**WHAT THE TASK REQUIRES**
The required result is a copy of each line below in which "this" appears.

**INPUT MATERIAL**
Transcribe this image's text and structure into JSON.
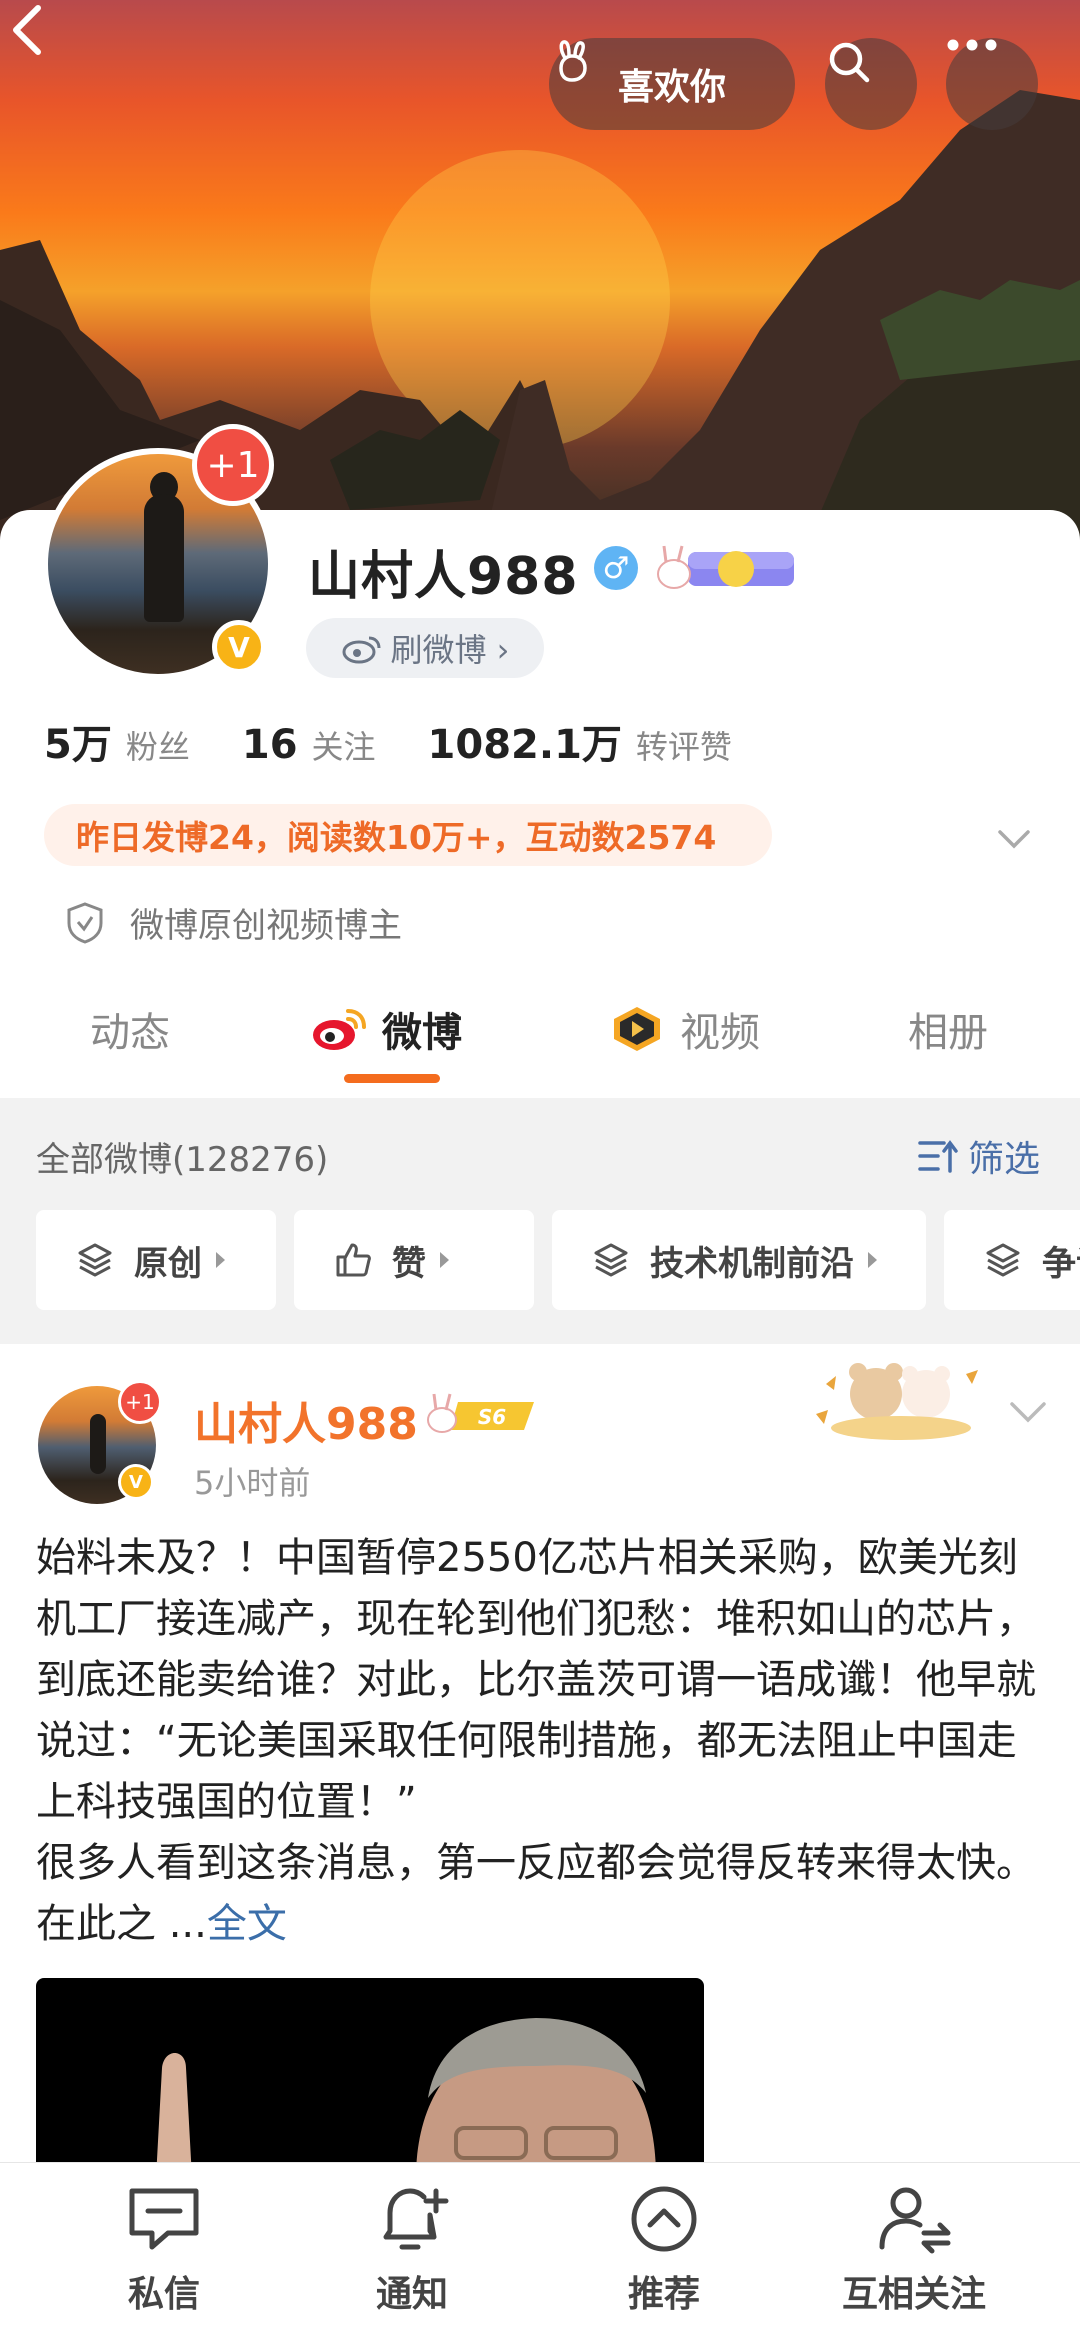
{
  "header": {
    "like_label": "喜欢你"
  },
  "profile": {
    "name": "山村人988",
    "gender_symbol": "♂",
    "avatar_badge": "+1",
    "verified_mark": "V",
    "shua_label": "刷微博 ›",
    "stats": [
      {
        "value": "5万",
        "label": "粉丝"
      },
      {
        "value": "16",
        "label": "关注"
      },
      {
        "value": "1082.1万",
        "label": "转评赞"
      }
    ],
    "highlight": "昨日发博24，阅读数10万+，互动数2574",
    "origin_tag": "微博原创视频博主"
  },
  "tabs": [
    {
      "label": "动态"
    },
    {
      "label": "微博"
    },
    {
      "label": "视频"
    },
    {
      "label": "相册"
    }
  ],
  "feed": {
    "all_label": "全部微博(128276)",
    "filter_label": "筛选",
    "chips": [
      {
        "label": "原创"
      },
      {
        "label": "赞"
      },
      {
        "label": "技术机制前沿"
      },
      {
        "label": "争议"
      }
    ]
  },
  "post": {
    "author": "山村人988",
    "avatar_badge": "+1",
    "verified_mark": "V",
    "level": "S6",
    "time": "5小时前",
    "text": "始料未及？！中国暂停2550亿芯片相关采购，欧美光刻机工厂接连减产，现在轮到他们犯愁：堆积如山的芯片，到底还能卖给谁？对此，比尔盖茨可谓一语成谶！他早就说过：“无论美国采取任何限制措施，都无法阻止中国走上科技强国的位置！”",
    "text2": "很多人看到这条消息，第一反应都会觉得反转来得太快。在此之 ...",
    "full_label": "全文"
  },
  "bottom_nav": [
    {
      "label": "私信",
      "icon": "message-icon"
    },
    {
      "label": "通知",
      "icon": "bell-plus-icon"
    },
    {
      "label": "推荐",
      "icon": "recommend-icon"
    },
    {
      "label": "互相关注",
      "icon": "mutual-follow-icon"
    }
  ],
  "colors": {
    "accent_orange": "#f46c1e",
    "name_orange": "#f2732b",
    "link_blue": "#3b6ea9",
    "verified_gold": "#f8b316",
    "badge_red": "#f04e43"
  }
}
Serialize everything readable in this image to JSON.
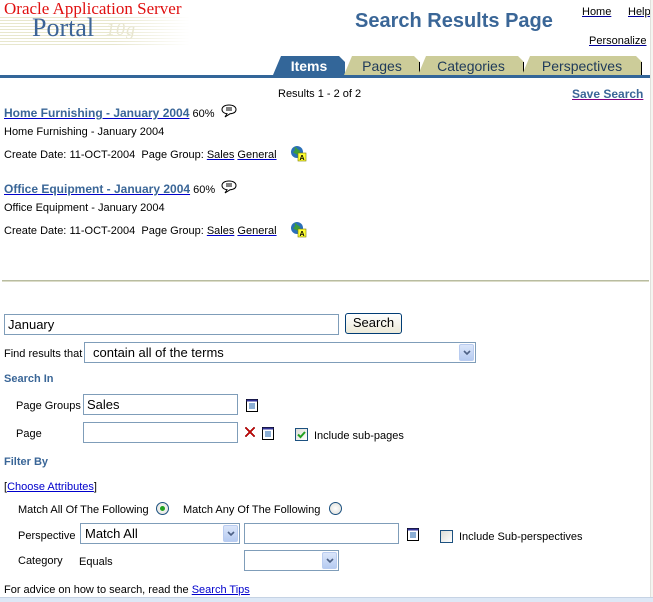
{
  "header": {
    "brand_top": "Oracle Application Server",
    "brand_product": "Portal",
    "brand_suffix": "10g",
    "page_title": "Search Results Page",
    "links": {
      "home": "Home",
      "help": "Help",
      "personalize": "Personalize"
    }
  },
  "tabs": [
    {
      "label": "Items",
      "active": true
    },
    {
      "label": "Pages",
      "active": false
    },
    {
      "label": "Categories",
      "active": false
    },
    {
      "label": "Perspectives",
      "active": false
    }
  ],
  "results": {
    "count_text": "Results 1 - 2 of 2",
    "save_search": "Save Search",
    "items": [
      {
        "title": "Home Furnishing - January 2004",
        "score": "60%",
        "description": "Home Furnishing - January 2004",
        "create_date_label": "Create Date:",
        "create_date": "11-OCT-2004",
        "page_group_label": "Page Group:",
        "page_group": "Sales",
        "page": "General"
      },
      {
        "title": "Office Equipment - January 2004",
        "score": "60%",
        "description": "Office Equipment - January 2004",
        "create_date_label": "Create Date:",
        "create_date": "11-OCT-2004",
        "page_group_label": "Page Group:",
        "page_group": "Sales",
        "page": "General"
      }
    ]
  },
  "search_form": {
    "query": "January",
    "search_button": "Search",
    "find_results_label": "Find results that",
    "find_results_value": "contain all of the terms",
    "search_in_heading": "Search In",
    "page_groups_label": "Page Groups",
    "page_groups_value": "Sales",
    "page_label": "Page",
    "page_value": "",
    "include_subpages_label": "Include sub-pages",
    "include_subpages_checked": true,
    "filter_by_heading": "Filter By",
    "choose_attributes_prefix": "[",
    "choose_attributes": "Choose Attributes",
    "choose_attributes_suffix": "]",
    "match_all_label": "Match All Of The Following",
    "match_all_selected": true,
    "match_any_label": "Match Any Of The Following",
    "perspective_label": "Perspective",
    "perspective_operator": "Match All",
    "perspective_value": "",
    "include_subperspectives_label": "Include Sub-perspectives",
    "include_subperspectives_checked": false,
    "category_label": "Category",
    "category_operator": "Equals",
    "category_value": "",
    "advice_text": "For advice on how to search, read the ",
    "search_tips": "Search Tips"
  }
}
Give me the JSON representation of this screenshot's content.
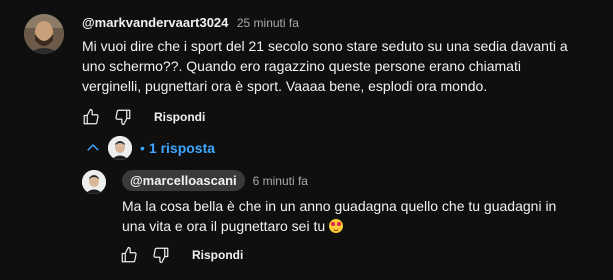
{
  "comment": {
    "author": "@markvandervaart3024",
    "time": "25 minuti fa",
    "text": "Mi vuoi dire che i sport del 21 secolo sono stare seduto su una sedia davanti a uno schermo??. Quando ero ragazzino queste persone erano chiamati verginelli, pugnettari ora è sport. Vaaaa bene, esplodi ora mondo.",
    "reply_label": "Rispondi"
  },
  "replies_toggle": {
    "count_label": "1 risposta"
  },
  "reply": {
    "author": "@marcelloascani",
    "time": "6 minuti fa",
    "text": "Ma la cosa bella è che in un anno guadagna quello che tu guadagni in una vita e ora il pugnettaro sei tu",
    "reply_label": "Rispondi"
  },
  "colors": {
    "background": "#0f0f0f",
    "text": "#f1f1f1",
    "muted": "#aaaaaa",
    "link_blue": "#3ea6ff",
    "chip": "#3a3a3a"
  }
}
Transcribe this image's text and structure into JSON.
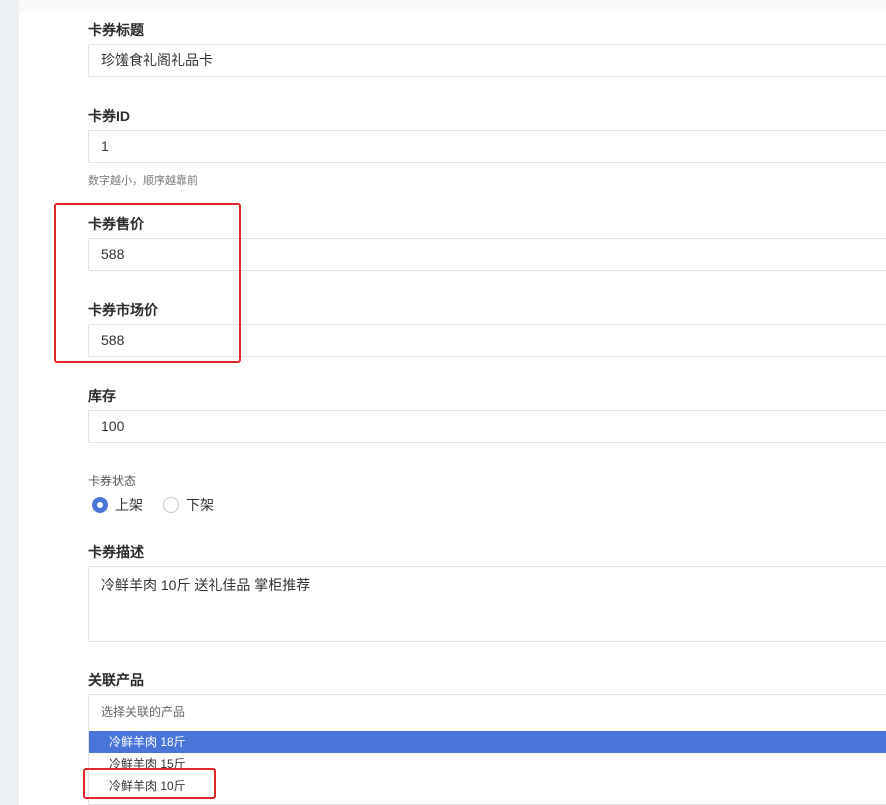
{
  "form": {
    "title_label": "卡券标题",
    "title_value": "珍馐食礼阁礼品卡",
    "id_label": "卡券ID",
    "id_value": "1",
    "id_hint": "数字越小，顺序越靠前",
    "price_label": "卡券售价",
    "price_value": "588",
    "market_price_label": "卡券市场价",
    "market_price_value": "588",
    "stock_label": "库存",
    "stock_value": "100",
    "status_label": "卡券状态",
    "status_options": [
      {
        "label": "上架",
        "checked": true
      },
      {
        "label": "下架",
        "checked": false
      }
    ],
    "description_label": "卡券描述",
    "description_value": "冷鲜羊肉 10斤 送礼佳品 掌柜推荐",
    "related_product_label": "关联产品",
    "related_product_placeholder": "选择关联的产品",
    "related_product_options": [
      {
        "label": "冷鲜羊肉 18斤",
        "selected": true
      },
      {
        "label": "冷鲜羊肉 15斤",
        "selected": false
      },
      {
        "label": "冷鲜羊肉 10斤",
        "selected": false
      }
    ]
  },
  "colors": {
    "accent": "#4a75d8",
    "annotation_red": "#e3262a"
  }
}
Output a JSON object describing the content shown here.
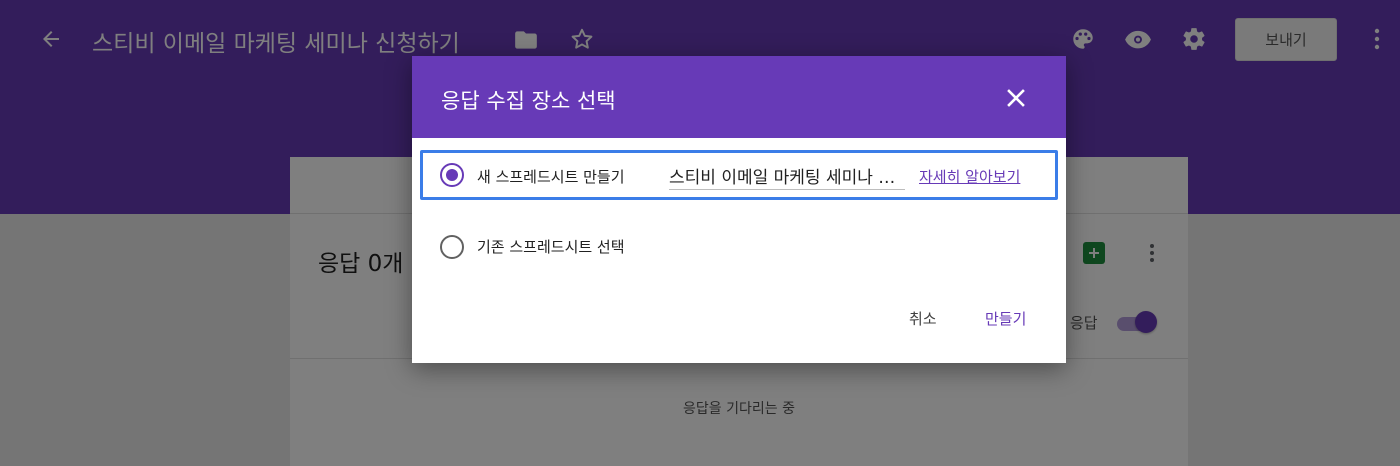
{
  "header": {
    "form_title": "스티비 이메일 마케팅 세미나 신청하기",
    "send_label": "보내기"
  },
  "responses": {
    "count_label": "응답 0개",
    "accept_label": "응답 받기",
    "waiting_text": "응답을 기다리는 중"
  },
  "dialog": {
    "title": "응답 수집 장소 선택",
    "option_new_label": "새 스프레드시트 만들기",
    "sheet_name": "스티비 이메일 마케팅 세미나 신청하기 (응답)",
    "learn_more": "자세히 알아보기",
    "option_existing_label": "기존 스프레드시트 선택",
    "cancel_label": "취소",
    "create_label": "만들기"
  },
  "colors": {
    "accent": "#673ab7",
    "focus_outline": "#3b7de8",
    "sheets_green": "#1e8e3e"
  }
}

**ANSWER TO THE PROBLEM**
Transcribe this image's text and structure into JSON.
Serialize everything readable in this image to JSON.
Give me the JSON representation of this screenshot's content.
Transcribe this image's text and structure into JSON.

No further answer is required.